Task to complete: Below are records; count how many of their lines contain the string "this", and give only that number.
---*---
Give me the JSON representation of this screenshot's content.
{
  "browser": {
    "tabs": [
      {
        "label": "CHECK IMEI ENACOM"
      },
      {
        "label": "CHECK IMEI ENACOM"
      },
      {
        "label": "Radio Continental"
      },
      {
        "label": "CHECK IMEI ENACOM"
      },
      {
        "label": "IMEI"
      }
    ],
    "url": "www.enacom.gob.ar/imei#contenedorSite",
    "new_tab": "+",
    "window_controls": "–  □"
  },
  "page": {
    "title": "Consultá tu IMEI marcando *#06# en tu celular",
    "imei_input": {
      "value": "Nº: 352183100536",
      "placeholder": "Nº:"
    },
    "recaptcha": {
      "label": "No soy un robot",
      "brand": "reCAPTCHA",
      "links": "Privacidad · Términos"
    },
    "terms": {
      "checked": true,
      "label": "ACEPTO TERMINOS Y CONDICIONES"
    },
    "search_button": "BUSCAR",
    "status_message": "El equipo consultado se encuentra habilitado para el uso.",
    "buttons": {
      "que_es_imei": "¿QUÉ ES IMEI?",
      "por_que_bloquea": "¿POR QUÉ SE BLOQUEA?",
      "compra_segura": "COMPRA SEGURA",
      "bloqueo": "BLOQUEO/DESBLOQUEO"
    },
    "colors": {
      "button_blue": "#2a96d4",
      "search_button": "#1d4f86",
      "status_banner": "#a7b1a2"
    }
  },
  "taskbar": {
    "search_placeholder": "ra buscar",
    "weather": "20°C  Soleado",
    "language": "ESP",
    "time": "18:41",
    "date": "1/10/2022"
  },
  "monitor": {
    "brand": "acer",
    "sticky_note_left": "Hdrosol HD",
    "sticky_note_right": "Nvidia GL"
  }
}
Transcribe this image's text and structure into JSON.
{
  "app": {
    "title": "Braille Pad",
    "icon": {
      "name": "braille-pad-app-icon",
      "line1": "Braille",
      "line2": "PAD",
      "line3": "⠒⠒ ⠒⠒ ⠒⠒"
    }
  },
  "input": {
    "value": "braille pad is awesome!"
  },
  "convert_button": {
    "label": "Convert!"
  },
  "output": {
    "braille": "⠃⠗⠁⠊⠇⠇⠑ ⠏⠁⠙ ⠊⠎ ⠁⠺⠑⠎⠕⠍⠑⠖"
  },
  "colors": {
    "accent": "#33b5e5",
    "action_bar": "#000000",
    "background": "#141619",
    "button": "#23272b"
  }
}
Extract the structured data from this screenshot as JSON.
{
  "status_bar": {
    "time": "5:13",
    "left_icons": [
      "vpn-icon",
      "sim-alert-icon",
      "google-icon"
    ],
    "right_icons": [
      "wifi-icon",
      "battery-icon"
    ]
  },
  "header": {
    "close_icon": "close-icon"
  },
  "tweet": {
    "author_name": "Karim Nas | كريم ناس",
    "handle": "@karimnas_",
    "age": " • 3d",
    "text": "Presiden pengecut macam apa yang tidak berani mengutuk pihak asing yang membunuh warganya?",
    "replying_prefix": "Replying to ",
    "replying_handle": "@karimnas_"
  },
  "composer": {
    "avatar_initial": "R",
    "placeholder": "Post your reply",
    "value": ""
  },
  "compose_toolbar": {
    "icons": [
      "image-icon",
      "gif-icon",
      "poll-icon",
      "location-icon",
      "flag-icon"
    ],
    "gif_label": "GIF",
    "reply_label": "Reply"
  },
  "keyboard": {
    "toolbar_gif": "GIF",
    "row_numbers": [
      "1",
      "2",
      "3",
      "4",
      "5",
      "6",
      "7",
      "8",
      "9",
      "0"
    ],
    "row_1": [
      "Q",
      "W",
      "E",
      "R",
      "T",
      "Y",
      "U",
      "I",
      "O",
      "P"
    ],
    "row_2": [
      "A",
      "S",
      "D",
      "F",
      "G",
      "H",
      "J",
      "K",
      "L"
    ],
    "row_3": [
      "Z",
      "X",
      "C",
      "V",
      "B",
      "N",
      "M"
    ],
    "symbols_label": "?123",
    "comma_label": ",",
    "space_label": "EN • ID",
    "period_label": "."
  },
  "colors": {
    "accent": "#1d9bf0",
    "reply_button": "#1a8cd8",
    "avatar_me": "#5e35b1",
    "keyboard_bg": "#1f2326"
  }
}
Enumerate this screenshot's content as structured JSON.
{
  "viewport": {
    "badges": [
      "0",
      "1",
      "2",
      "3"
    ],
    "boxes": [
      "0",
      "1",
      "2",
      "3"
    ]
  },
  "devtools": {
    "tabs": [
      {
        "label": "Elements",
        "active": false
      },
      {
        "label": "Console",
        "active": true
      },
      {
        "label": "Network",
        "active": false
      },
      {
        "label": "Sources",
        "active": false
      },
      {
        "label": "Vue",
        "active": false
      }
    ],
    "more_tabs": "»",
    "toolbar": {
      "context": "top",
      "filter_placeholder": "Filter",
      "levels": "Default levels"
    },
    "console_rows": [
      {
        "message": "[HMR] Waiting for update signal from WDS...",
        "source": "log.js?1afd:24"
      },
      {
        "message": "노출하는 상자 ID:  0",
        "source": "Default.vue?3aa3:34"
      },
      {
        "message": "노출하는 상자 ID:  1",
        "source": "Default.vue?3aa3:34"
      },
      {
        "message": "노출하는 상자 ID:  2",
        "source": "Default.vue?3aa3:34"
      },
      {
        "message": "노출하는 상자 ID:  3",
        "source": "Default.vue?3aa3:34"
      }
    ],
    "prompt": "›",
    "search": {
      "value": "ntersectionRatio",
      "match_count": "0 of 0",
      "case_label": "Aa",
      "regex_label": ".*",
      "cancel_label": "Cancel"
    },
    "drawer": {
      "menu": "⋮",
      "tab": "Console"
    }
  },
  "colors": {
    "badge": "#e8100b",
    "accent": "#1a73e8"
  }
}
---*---
Exercise response: 4